Payers, Health Services

UnitedHealth’s $4.3B DaVita Medical acquisition wins conditional FTC approval

The effort by the nation’s largest insurer to become the nation’s largest employer of clinicians received FTC approval with an agreement to divest some of the company’s holdings in the Las Vegas area to address antitrust issues. 

Vector illustration of Approved green ink stamp

UnitedHealth Group’s $4.3 billion acquisition of Denver-based Davita Medical Group has received provisional clearance by the Federal Trade Commission after being held up in regulatory red tape for more than a year.

The effort by the nation’s largest insurer to become the nation’s largest employer of clinicians received FTC approval with an agreement to divest some of the company’s holdings in the Las Vegas area to address antitrust issues.

As part of the settlement with the FTC, UnitedHealth will sell off DaVita Medical Group’s Las Vegas-based subsidy HealthCare Partners of Nevada to Intermountain Healthcare.

Without the divestment, UnitedHealth through OptumCare and Healthcare Partners of Nevada would result in a near-monopoly in the market for Medicare Advantage plans and managed care services provided to MA members.

Along with the sale, UnitedHealth agreed to provide transition assistance to Intermountain Healthcare, which will divest its minority stake in P3 Health Partners.

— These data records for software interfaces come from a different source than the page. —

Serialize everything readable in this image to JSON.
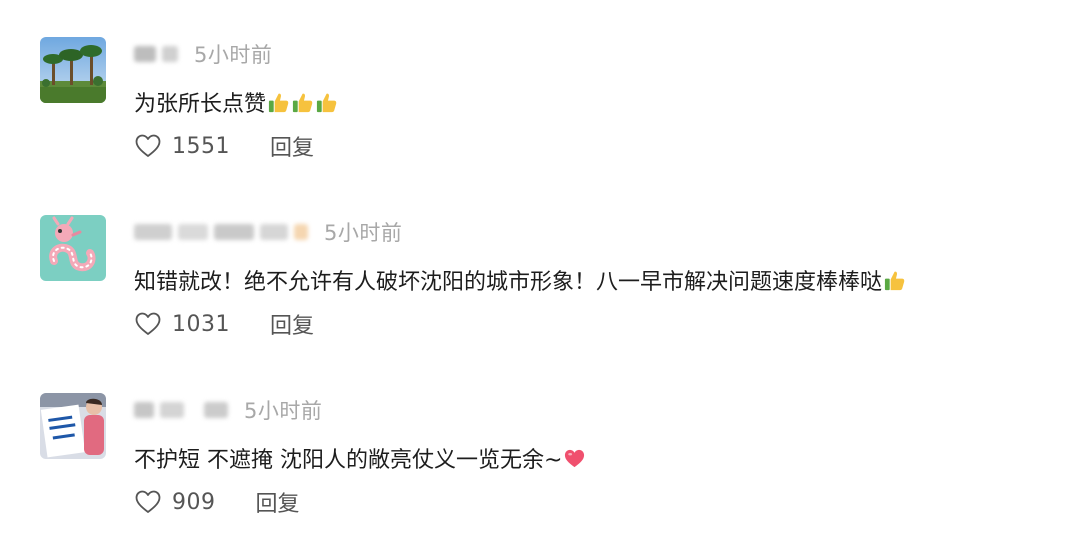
{
  "comments": [
    {
      "time": "5小时前",
      "text": "为张所长点赞",
      "emoji": [
        "thumbs-up",
        "thumbs-up",
        "thumbs-up"
      ],
      "likes": "1551",
      "reply_label": "回复",
      "avatar": "palm-trees-photo"
    },
    {
      "time": "5小时前",
      "text": "知错就改！绝不允许有人破坏沈阳的城市形象！八一早市解决问题速度棒棒哒",
      "emoji": [
        "thumbs-up"
      ],
      "likes": "1031",
      "reply_label": "回复",
      "avatar": "pink-dragon-photo"
    },
    {
      "time": "5小时前",
      "text": "不护短 不遮掩 沈阳人的敞亮仗义一览无余~",
      "emoji": [
        "red-heart"
      ],
      "likes": "909",
      "reply_label": "回复",
      "avatar": "person-with-sign-photo"
    }
  ],
  "colors": {
    "time": "#a8a8a8",
    "text": "#1d1d1d",
    "action": "#555555",
    "thumb": "#f6c23e",
    "heart": "#f0506e"
  }
}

Colorado Attorney General Phil Weiser took independent action against the companies on anti-competitive grounds.

Weiser negotiated a consent judgement with UnitedHealth and DaVita Medical to address antitrust concerns by having the insurer lift its exclusive Centennial, Colorado-based Centura Health for at least 3.5 years and extending the existing agreement between DaVita Medical and Humana until at least the end of 2020.

“As the People’s Lawyer, I am committed to protecting all Coloradans from anticompetitive consolidation and practices, and will do so whether or not the federal government acts to protect Coloradans,” Weiser said in a statement.

The deal to purchase the medical group of the dialysis provider was first announced in 2017 and the companies agreed to a $560 million discount from the initial $4.9 billion price-tag to speed along the regulatory process.

The companies received approval from the California Department of Managed Health Care last year.

UnitedHealth has been ramping up its provider business line through its subsidiary OptumCare, which directly employs or is affiliated with more than 30,000 physicians.

With the Davita Medical acquisition, OptumCare will serve more than 80 health plans and will provide care to a combined 16 million patients, according to UnitedHealth.

“We are excited to take this important step in building a next-generation comprehensive, coordinated health care organization. Together we will improve patient health and experiences while lowering costs across the continuum of care – including primary, specialty, urgent and surgical care,” Optum CEO Andrew Witty said in a statement.

Photo: Thomas Pajot, Getty Images